Still, there should be plenty for Metallica fans to like here, beyond all the music. There will also be a wealth of Metallica-related extras on the disc, including live footage of the band in concert, behind-the-scenes footage of the band's motion-capture sessions, old show flyers, handwritten lyric notes, and more. Probably the most material change that Guitar Hero: Metallica will make to the World Tour formula is support for a second kick pedal, letting you get into some double-bass-drum action. This is a feature that, while I appreciate its presence on an academic level, is totally beyond me, simply because it requires a level of skill I do not possess. In fact, Guitar Hero: Metallica features a difficulty level beyond Expert (simply called Expert+) which is the only place that you'll be able to use the double kicks.
While there will be music from other acts in the game, Metallica is unquestionably the star of the show, and our enjoyment of the experience is sure to hinge at least partly on your affinity for the band. Even as someone whose interest in Metallica starts and stops at the Black Album, it's hard for me to ignore the technical complexity that is inherent to much of the band's music, which definitely came through in the gameplay. This seemed particularly true of the guitar parts, though that's not terribly surprising for a game called Guitar Hero.
Addition by Brad, lapsed Metallica fan: I feel like a bit of a hypocrite in talking about this game, because like Ryan, I didn't much care for GH: Aerosmith. That's largely because, you know, I don't much care for Aerosmith, either. But I did spend most of junior high and high school expunging my angst to the crunchy tune of Metallica's first five albums, so I got really excited the moment I picked up a guitar controller and starting scrolling through GH: Metallica's track list. It seems to lean toward those five albums, which is fine by me, since the band kind of lost me during the lull after the Black Album. There's a ton of Metallica's early big hits in here, including "Fade to Black," "Battery," "For Whom the Bell Tolls," and "Master of Puppets." I could have done with "And Justice For All," but as it stands, this is a really solid track list for current and past Metallica fans.

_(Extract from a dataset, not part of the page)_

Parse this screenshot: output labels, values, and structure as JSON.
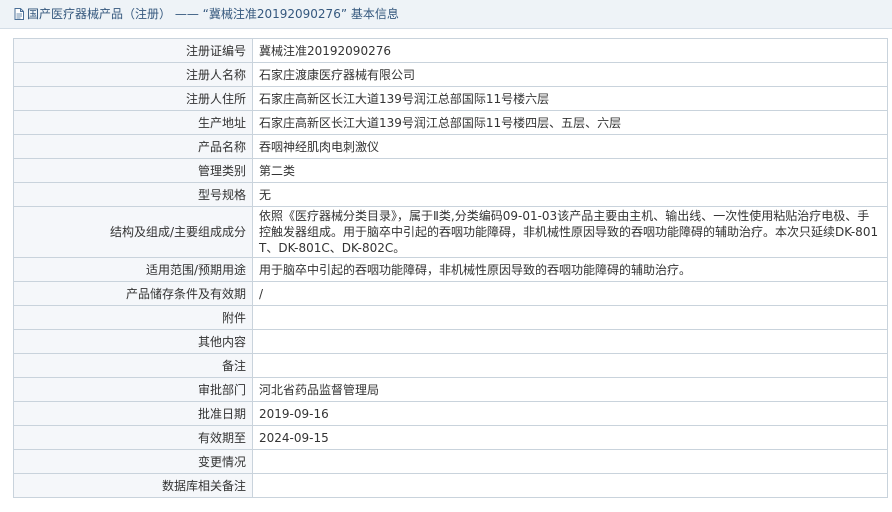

I guess your interest in these band-specific music games really does depend on your affection for the band itself. Who woulda thunk it? Oh yeah, and I think the polygonal versions of the band members (visible in these screens) are actually pretty good, and less cartoonish than the Aerosmith dudes. Though, as someone who hasn't actively paid attention to Metallica in a few years, I can't help thinking Rob Trujillo looks a little out of place, with his braids and metalhead sports gear. I saw literally no sign of Jason Newsted or Cliff Burton in the game whatsoever, which is certainly understandable in the 3D band action. I hope they're at least represented in some of the bonus material somewhere, though I'm not holding my breath on that one.